Task objective ▸
All of the data needs to be repeated exactly.

Exercise inputs ▸

___

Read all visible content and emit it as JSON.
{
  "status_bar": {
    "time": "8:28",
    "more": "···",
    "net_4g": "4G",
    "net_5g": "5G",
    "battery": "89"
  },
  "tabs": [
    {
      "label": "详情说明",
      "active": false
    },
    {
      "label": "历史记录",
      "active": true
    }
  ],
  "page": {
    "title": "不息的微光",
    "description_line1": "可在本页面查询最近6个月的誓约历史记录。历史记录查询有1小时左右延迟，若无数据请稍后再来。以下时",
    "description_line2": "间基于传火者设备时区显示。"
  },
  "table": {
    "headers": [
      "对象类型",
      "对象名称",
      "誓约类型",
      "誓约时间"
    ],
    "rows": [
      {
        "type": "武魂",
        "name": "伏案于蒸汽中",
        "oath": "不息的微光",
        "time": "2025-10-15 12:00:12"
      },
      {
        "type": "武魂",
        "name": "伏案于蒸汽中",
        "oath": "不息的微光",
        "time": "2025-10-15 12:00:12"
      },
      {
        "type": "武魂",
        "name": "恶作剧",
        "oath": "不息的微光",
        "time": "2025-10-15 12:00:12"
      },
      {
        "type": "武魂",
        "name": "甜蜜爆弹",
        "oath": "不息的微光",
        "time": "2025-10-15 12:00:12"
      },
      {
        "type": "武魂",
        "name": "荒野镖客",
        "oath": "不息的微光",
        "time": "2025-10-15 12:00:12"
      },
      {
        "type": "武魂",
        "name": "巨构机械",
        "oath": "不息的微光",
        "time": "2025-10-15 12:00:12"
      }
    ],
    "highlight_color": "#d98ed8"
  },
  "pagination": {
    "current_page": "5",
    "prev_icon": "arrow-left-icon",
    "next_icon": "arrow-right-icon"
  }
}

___

Response to this exercise ▸
Read all visible content and emit it as JSON.
{
  "status_bar": {
    "time": "8:28",
    "more": "···",
    "net_4g": "4G",
    "net_5g": "5G",
    "battery": "89"
  },
  "tabs": [
    {
      "label": "详情说明",
      "active": false
    },
    {
      "label": "历史记录",
      "active": true
    }
  ],
  "page": {
    "title": "不息的微光",
    "description_line1": "可在本页面查询最近6个月的誓约历史记录。历史记录查询有1小时左右延迟，若无数据请稍后再来。以下时",
    "description_line2": "间基于传火者设备时区显示。"
  },
  "table": {
    "headers": [
      "对象类型",
      "对象名称",
      "誓约类型",
      "誓约时间"
    ],
    "rows": [
      {
        "type": "武魂",
        "name": "伏案于蒸汽中",
        "oath": "不息的微光",
        "time": "2025-10-15 12:00:12"
      },
      {
        "type": "武魂",
        "name": "伏案于蒸汽中",
        "oath": "不息的微光",
        "time": "2025-10-15 12:00:12"
      },
      {
        "type": "武魂",
        "name": "恶作剧",
        "oath": "不息的微光",
        "time": "2025-10-15 12:00:12"
      },
      {
        "type": "武魂",
        "name": "甜蜜爆弹",
        "oath": "不息的微光",
        "time": "2025-10-15 12:00:12"
      },
      {
        "type": "武魂",
        "name": "荒野镖客",
        "oath": "不息的微光",
        "time": "2025-10-15 12:00:12"
      },
      {
        "type": "武魂",
        "name": "巨构机械",
        "oath": "不息的微光",
        "time": "2025-10-15 12:00:12"
      }
    ],
    "highlight_color": "#d98ed8"
  },
  "pagination": {
    "current_page": "5",
    "prev_icon": "arrow-left-icon",
    "next_icon": "arrow-right-icon"
  }
}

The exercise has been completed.